(Dataset rows describing interfaces)
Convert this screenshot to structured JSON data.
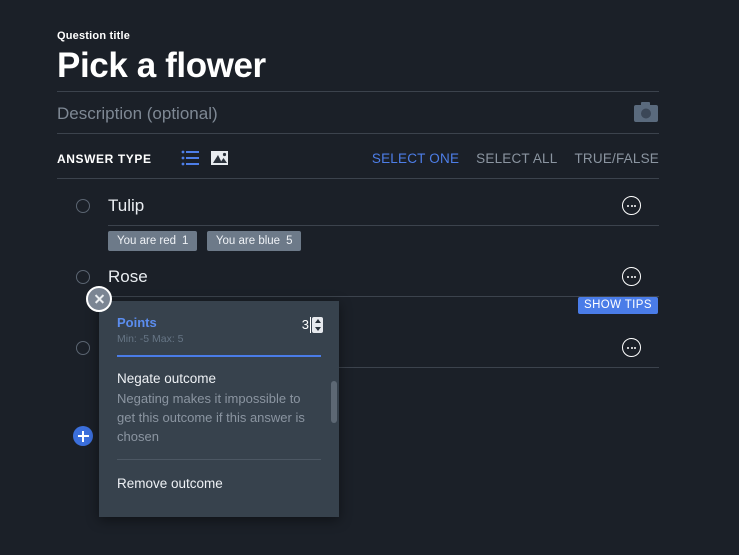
{
  "header": {
    "eyebrow": "Question title",
    "title": "Pick a flower",
    "description_placeholder": "Description (optional)",
    "camera_icon": "camera-icon"
  },
  "answer_type": {
    "label": "ANSWER TYPE",
    "icons": [
      {
        "name": "list-icon",
        "active": true
      },
      {
        "name": "image-icon",
        "active": false
      }
    ],
    "modes": [
      {
        "label": "SELECT ONE",
        "active": true
      },
      {
        "label": "SELECT ALL",
        "active": false
      },
      {
        "label": "TRUE/FALSE",
        "active": false
      }
    ]
  },
  "answers": [
    {
      "text": "Tulip",
      "menu_icon": "ellipsis-icon",
      "outcomes": [
        {
          "label": "You are red",
          "points": "1"
        },
        {
          "label": "You are blue",
          "points": "5"
        }
      ]
    },
    {
      "text": "Rose",
      "menu_icon": "ellipsis-icon",
      "outcomes": []
    },
    {
      "text": "",
      "menu_icon": "ellipsis-icon",
      "outcomes": []
    }
  ],
  "add_answer": {
    "icon": "plus-icon"
  },
  "show_tips": {
    "label": "SHOW TIPS"
  },
  "close_button": {
    "icon": "close-icon"
  },
  "popup": {
    "points": {
      "title": "Points",
      "subtitle": "Min: -5 Max: 5",
      "value": "3",
      "spinner_icon": "spinner-icon"
    },
    "negate": {
      "title": "Negate outcome",
      "description": "Negating makes it impossible to get this outcome if this answer is chosen"
    },
    "remove": {
      "title": "Remove outcome"
    }
  },
  "colors": {
    "background": "#1b2028",
    "popup_background": "#37424d",
    "accent_blue": "#4a7ce8",
    "points_blue": "#5b8def",
    "chip_background": "#6d7a89",
    "muted_text": "#8b95a1",
    "divider": "#3c434d"
  }
}
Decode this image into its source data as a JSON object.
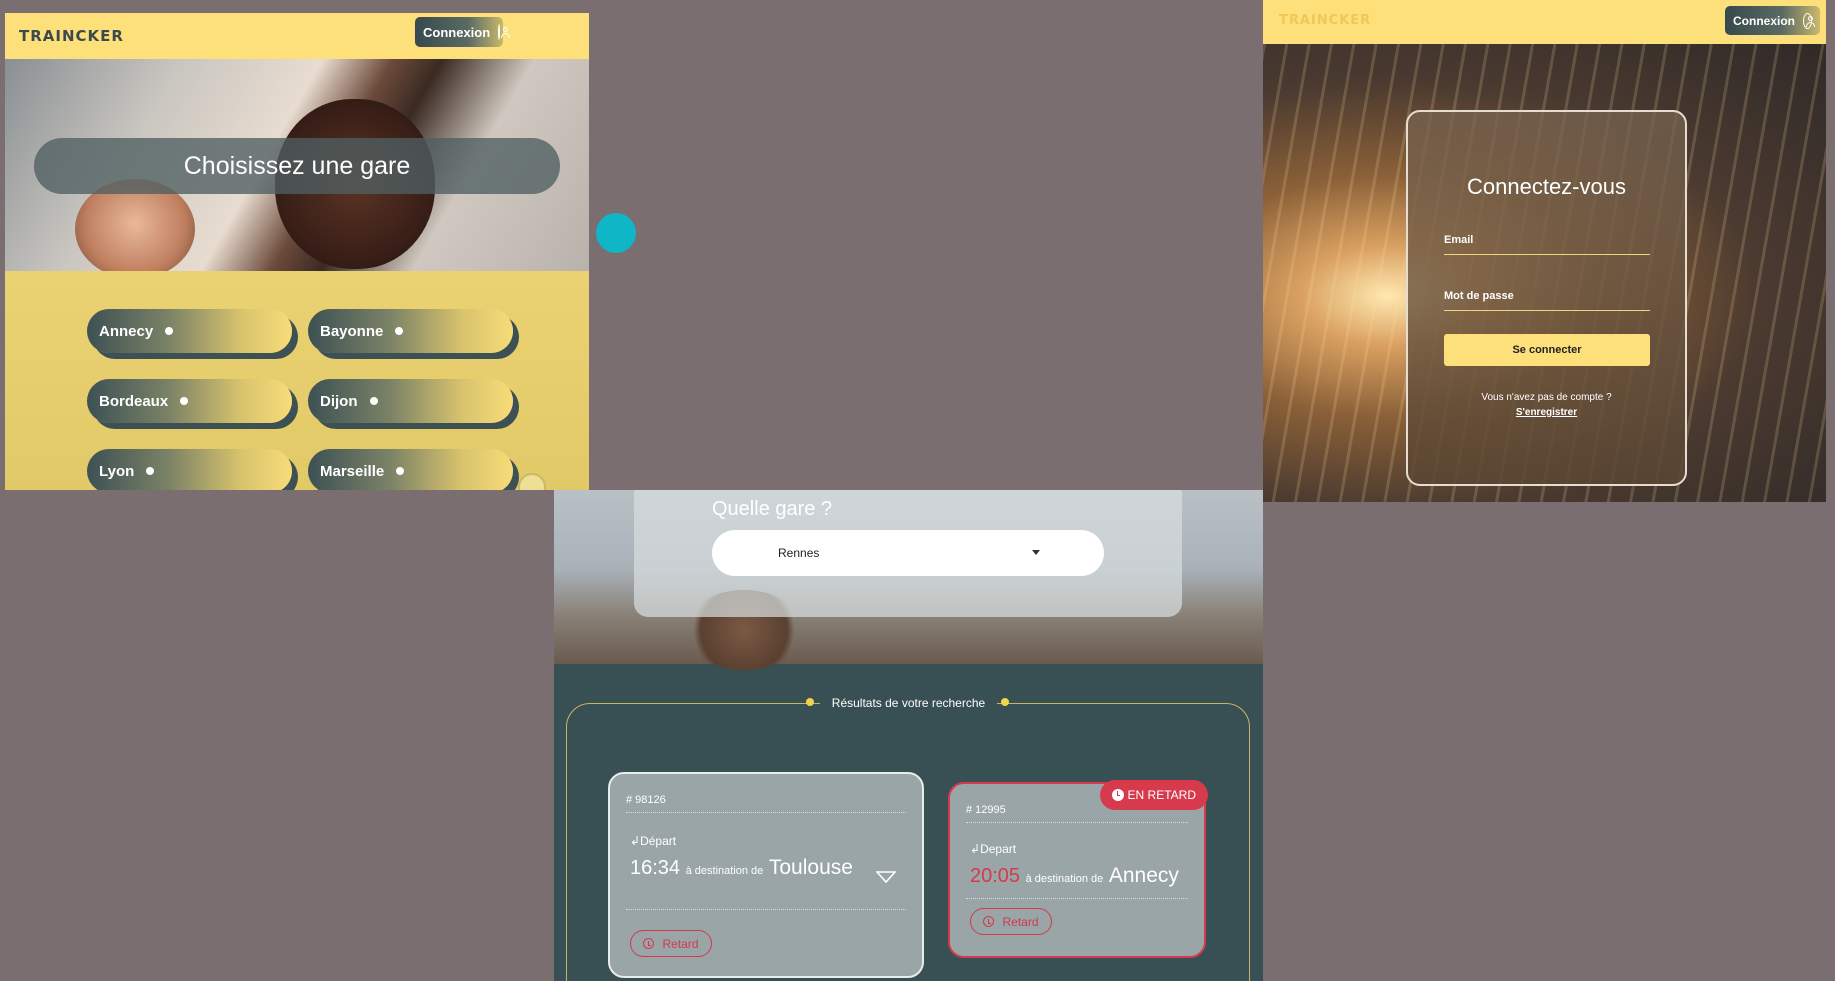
{
  "brand": {
    "logo": "TRAINCKER",
    "login_label": "Connexion"
  },
  "station_select": {
    "title": "Choisissez une gare",
    "cities": [
      "Annecy",
      "Bayonne",
      "Bordeaux",
      "Dijon",
      "Lyon",
      "Marseille"
    ]
  },
  "login": {
    "title": "Connectez-vous",
    "email_label": "Email",
    "password_label": "Mot de passe",
    "submit_label": "Se connecter",
    "no_account": "Vous n'avez pas de compte ?",
    "register_link": "S'enregistrer"
  },
  "search": {
    "question": "Quelle gare ?",
    "selected_station": "Rennes",
    "results_title": "Résultats de votre recherche"
  },
  "trains": [
    {
      "number": "# 98126",
      "direction": "Départ",
      "time": "16:34",
      "dest_prefix": "à destination de",
      "destination": "Toulouse",
      "action": "Retard",
      "late": false
    },
    {
      "number": "# 12995",
      "direction": "Depart",
      "time": "20:05",
      "dest_prefix": "à destination de",
      "destination": "Annecy",
      "action": "Retard",
      "late": true,
      "badge": "EN RETARD"
    }
  ],
  "colors": {
    "brand_yellow": "#fde07a",
    "dark_teal": "#384f53",
    "late_red": "#d63a4c",
    "accent_teal": "#0fb7c6",
    "background": "#7a6e70"
  }
}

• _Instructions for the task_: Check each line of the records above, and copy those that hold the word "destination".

• _Result_:
      "dest_prefix": "à destination de",
      "destination": "Toulouse",
      "dest_prefix": "à destination de",
      "destination": "Annecy",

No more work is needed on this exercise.